## Assignment
Each entry should be returned exactly as written, with no pictures carried over.
.....
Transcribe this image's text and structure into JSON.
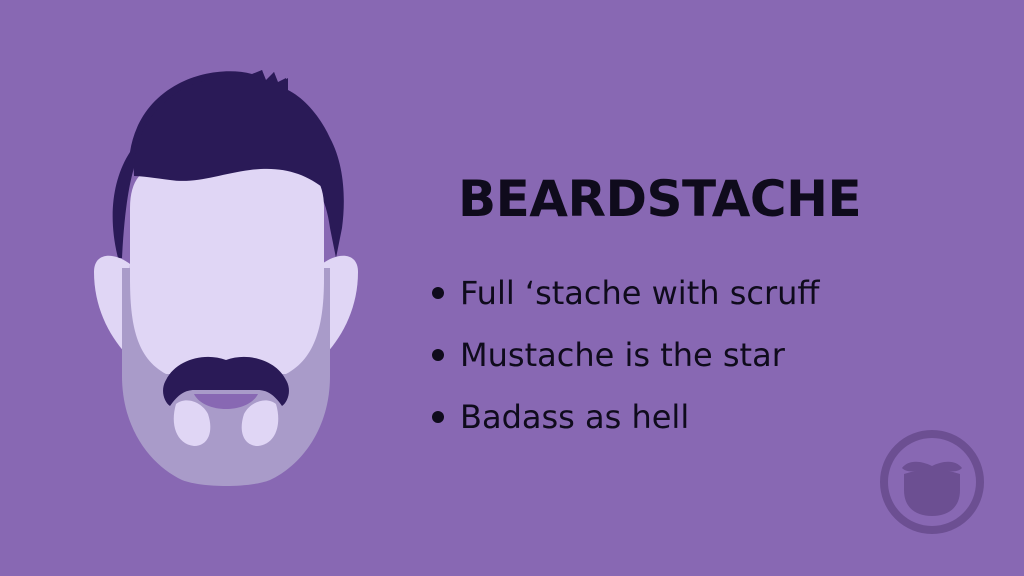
{
  "slide": {
    "title": "BEARDSTACHE",
    "bullets": [
      "Full ‘stache with scruff",
      "Mustache is the star",
      "Badass as hell"
    ]
  },
  "illustration": {
    "icon": "beardstache-face-icon"
  },
  "logo": {
    "icon": "beard-logo-icon"
  },
  "colors": {
    "background": "#8868b3",
    "hair": "#2a1a57",
    "skin": "#e0d6f5",
    "scruff": "#a99bc9",
    "text": "#0f0b1c",
    "logo": "#6c4f92"
  }
}
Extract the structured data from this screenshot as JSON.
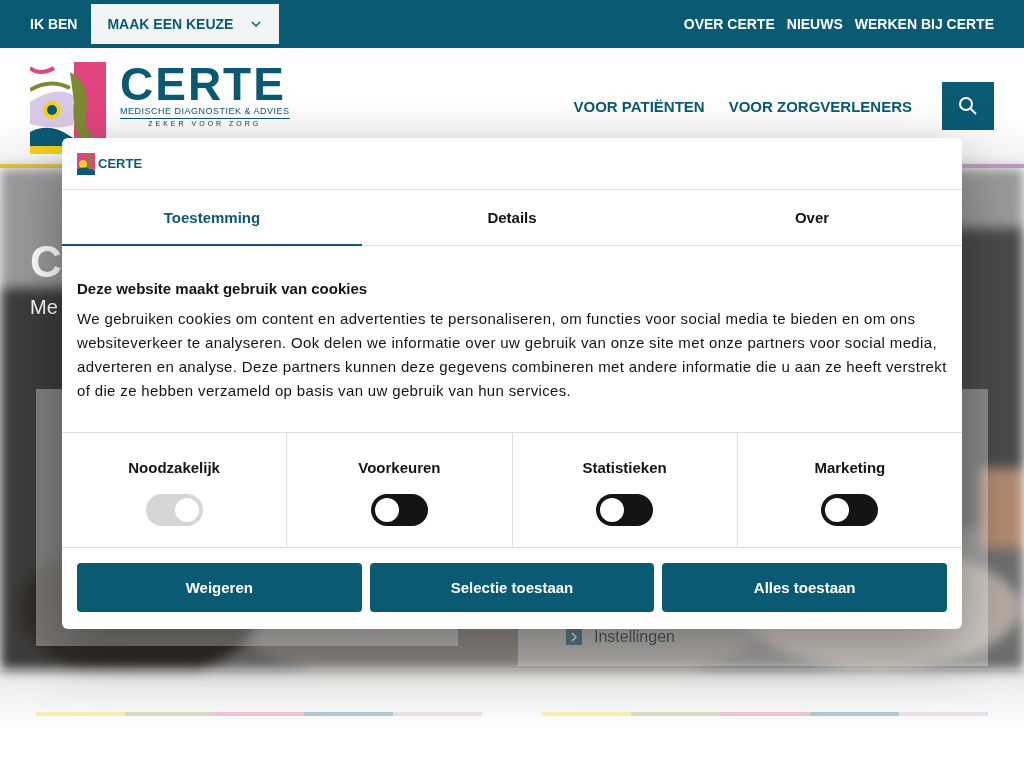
{
  "top_bar": {
    "label": "IK BEN",
    "dropdown": "MAAK EEN KEUZE",
    "links": [
      "OVER CERTE",
      "NIEUWS",
      "WERKEN BIJ CERTE"
    ]
  },
  "header": {
    "logo": {
      "name": "CERTE",
      "tagline": "MEDISCHE DIAGNOSTIEK & ADVIES",
      "slogan": "ZEKER VOOR ZORG"
    },
    "nav": [
      "VOOR PATIËNTEN",
      "VOOR ZORGVERLENERS"
    ]
  },
  "hero": {
    "title": "C",
    "subtitle": "Me",
    "card_link": "Instellingen"
  },
  "stripes": [
    {
      "color": "#f8eeb4"
    },
    {
      "color": "#d6dcc2"
    },
    {
      "color": "#f0c4d4"
    },
    {
      "color": "#b2c9d2"
    },
    {
      "color": "#ebdfea"
    }
  ],
  "cookie_dialog": {
    "logo": "CERTE",
    "tabs": [
      {
        "label": "Toestemming",
        "selected": true
      },
      {
        "label": "Details",
        "selected": false
      },
      {
        "label": "Over",
        "selected": false
      }
    ],
    "heading": "Deze website maakt gebruik van cookies",
    "text": "We gebruiken cookies om content en advertenties te personaliseren, om functies voor social media te bieden en om ons websiteverkeer te analyseren. Ook delen we informatie over uw gebruik van onze site met onze partners voor social media, adverteren en analyse. Deze partners kunnen deze gegevens combineren met andere informatie die u aan ze heeft verstrekt of die ze hebben verzameld op basis van uw gebruik van hun services.",
    "categories": [
      {
        "label": "Noodzakelijk",
        "checked": true,
        "disabled": true
      },
      {
        "label": "Voorkeuren",
        "checked": false,
        "disabled": false
      },
      {
        "label": "Statistieken",
        "checked": false,
        "disabled": false
      },
      {
        "label": "Marketing",
        "checked": false,
        "disabled": false
      }
    ],
    "buttons": [
      "Weigeren",
      "Selectie toestaan",
      "Alles toestaan"
    ]
  }
}
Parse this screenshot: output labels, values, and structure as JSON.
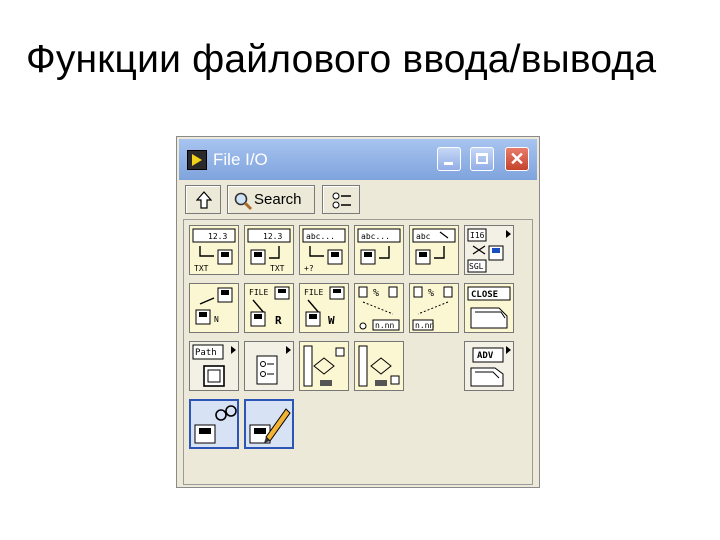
{
  "slide": {
    "title": "Функции файлового ввода/вывода"
  },
  "window": {
    "title": "File I/O"
  },
  "toolbar": {
    "search_label": "Search"
  },
  "icons": {
    "num_text": "12.3",
    "abc_text": "abc...",
    "abc_arrow_text": "abc",
    "txt_text": "TXT",
    "plus_text": "+?",
    "i16_text": "I16",
    "sgl_text": "SGL",
    "file_text": "FILE",
    "r_text": "R",
    "w_text": "W",
    "n_text": "N",
    "percent_text": "%",
    "nnn_text": "n.nn",
    "close_text": "CLOSE",
    "path_text": "Path",
    "adv_text": "ADV"
  },
  "colors": {
    "vi_fill": "#fbf7d2",
    "titlebar_top": "#a8c4f0",
    "titlebar_bottom": "#7fa3dd",
    "close_red": "#c5432c",
    "selection_blue": "#2c55b8"
  }
}
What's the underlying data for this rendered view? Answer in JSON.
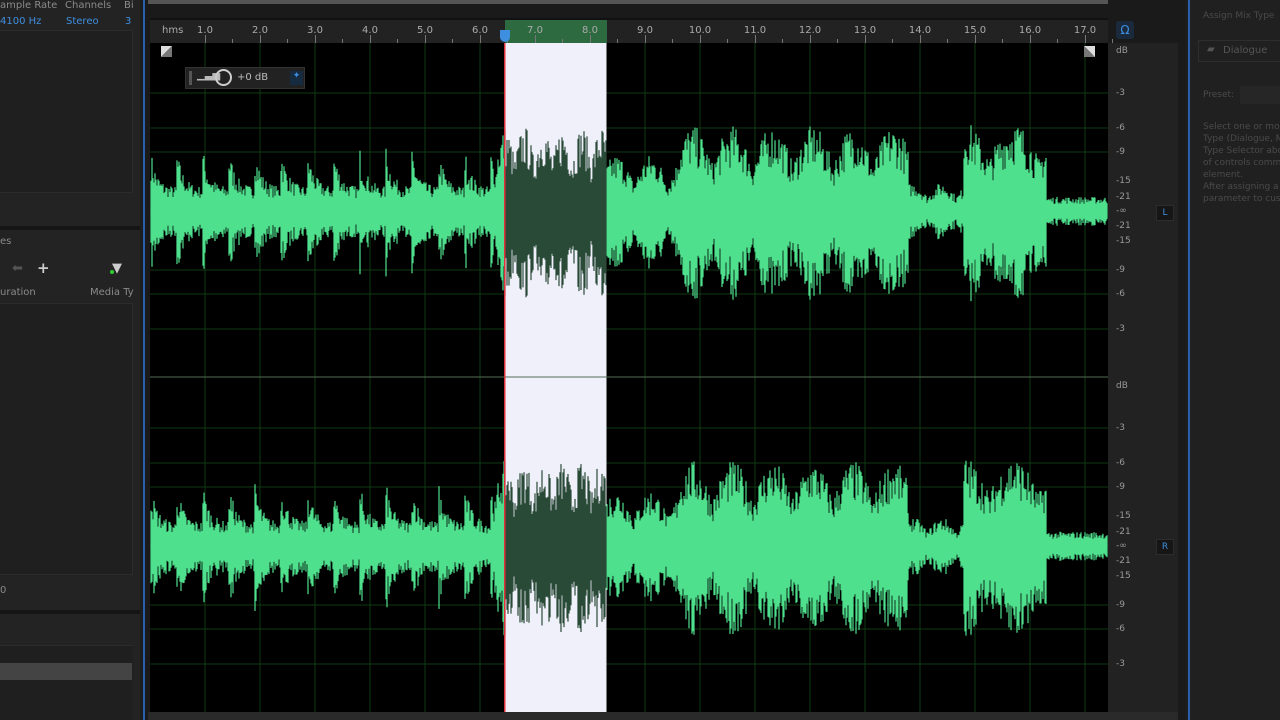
{
  "files_panel": {
    "columns": [
      "ample Rate",
      "Channels",
      "Bi"
    ],
    "row": {
      "sample_rate": "4100 Hz",
      "channels": "Stereo",
      "bit": "3"
    },
    "markers_title": "es",
    "columns2": [
      "uration",
      "Media Ty"
    ],
    "bottom_value": "0"
  },
  "ruler": {
    "unit": "hms",
    "labels": [
      "1.0",
      "2.0",
      "3.0",
      "4.0",
      "5.0",
      "6.0",
      "7.0",
      "8.0",
      "9.0",
      "10.0",
      "11.0",
      "12.0",
      "13.0",
      "14.0",
      "15.0",
      "16.0",
      "17.0"
    ]
  },
  "selection": {
    "start_s": 6.45,
    "end_s": 8.3
  },
  "gain_hud": {
    "value": "+0 dB"
  },
  "db_scale": {
    "title": "dB",
    "labels": [
      "-3",
      "-6",
      "-9",
      "-15",
      "-21",
      "-∞",
      "-21",
      "-15",
      "-9",
      "-6",
      "-3"
    ]
  },
  "channels": [
    {
      "label": "L"
    },
    {
      "label": "R"
    }
  ],
  "colors": {
    "waveform": "#4fe08e",
    "waveform_selected": "#2a4a38",
    "selection": "#f0f0fa",
    "playhead": "#e0303a",
    "accent": "#3f8fe0"
  },
  "right_panel": {
    "title": "Assign Mix Type",
    "dialogue_button": "Dialogue",
    "preset_label": "Preset:",
    "help_lines": [
      "Select one or mo",
      "Type (Dialogue, M",
      "Type Selector abo",
      "of controls comm",
      "element.",
      "After assigning a",
      "parameter to cus"
    ]
  }
}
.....
## Your response
Transcribe this image's text and structure into JSON.
{
  "slide": {
    "title": "BEARDSTACHE",
    "bullets": [
      "Full ‘stache with scruff",
      "Mustache is the star",
      "Badass as hell"
    ]
  },
  "illustration": {
    "icon": "beardstache-face-icon"
  },
  "logo": {
    "icon": "beard-logo-icon"
  },
  "colors": {
    "background": "#8868b3",
    "hair": "#2a1a57",
    "skin": "#e0d6f5",
    "scruff": "#a99bc9",
    "text": "#0f0b1c",
    "logo": "#6c4f92"
  }
}
Extract the structured data from this screenshot as JSON.
{
  "top_bar": {
    "label": "IK BEN",
    "dropdown": "MAAK EEN KEUZE",
    "links": [
      "OVER CERTE",
      "NIEUWS",
      "WERKEN BIJ CERTE"
    ]
  },
  "header": {
    "logo": {
      "name": "CERTE",
      "tagline": "MEDISCHE DIAGNOSTIEK & ADVIES",
      "slogan": "ZEKER VOOR ZORG"
    },
    "nav": [
      "VOOR PATIËNTEN",
      "VOOR ZORGVERLENERS"
    ]
  },
  "hero": {
    "title": "C",
    "subtitle": "Me",
    "card_link": "Instellingen"
  },
  "stripes": [
    {
      "color": "#f8eeb4"
    },
    {
      "color": "#d6dcc2"
    },
    {
      "color": "#f0c4d4"
    },
    {
      "color": "#b2c9d2"
    },
    {
      "color": "#ebdfea"
    }
  ],
  "cookie_dialog": {
    "logo": "CERTE",
    "tabs": [
      {
        "label": "Toestemming",
        "selected": true
      },
      {
        "label": "Details",
        "selected": false
      },
      {
        "label": "Over",
        "selected": false
      }
    ],
    "heading": "Deze website maakt gebruik van cookies",
    "text": "We gebruiken cookies om content en advertenties te personaliseren, om functies voor social media te bieden en om ons websiteverkeer te analyseren. Ook delen we informatie over uw gebruik van onze site met onze partners voor social media, adverteren en analyse. Deze partners kunnen deze gegevens combineren met andere informatie die u aan ze heeft verstrekt of die ze hebben verzameld op basis van uw gebruik van hun services.",
    "categories": [
      {
        "label": "Noodzakelijk",
        "checked": true,
        "disabled": true
      },
      {
        "label": "Voorkeuren",
        "checked": false,
        "disabled": false
      },
      {
        "label": "Statistieken",
        "checked": false,
        "disabled": false
      },
      {
        "label": "Marketing",
        "checked": false,
        "disabled": false
      }
    ],
    "buttons": [
      "Weigeren",
      "Selectie toestaan",
      "Alles toestaan"
    ]
  }
}
Parse this screenshot: output labels, values, and structure as JSON.
{
  "slide": {
    "title": "Функции файлового ввода/вывода"
  },
  "window": {
    "title": "File I/O"
  },
  "toolbar": {
    "search_label": "Search"
  },
  "icons": {
    "num_text": "12.3",
    "abc_text": "abc...",
    "abc_arrow_text": "abc",
    "txt_text": "TXT",
    "plus_text": "+?",
    "i16_text": "I16",
    "sgl_text": "SGL",
    "file_text": "FILE",
    "r_text": "R",
    "w_text": "W",
    "n_text": "N",
    "percent_text": "%",
    "nnn_text": "n.nn",
    "close_text": "CLOSE",
    "path_text": "Path",
    "adv_text": "ADV"
  },
  "colors": {
    "vi_fill": "#fbf7d2",
    "titlebar_top": "#a8c4f0",
    "titlebar_bottom": "#7fa3dd",
    "close_red": "#c5432c",
    "selection_blue": "#2c55b8"
  }
}
What's the underlying data for this rendered view? Answer in JSON.
{
  "files_panel": {
    "columns": [
      "ample Rate",
      "Channels",
      "Bi"
    ],
    "row": {
      "sample_rate": "4100 Hz",
      "channels": "Stereo",
      "bit": "3"
    },
    "markers_title": "es",
    "columns2": [
      "uration",
      "Media Ty"
    ],
    "bottom_value": "0"
  },
  "ruler": {
    "unit": "hms",
    "labels": [
      "1.0",
      "2.0",
      "3.0",
      "4.0",
      "5.0",
      "6.0",
      "7.0",
      "8.0",
      "9.0",
      "10.0",
      "11.0",
      "12.0",
      "13.0",
      "14.0",
      "15.0",
      "16.0",
      "17.0"
    ]
  },
  "selection": {
    "start_s": 6.45,
    "end_s": 8.3
  },
  "gain_hud": {
    "value": "+0 dB"
  },
  "db_scale": {
    "title": "dB",
    "labels": [
      "-3",
      "-6",
      "-9",
      "-15",
      "-21",
      "-∞",
      "-21",
      "-15",
      "-9",
      "-6",
      "-3"
    ]
  },
  "channels": [
    {
      "label": "L"
    },
    {
      "label": "R"
    }
  ],
  "colors": {
    "waveform": "#4fe08e",
    "waveform_selected": "#2a4a38",
    "selection": "#f0f0fa",
    "playhead": "#e0303a",
    "accent": "#3f8fe0"
  },
  "right_panel": {
    "title": "Assign Mix Type",
    "dialogue_button": "Dialogue",
    "preset_label": "Preset:",
    "help_lines": [
      "Select one or mo",
      "Type (Dialogue, M",
      "Type Selector abo",
      "of controls comm",
      "element.",
      "After assigning a",
      "parameter to cus"
    ]
  }
}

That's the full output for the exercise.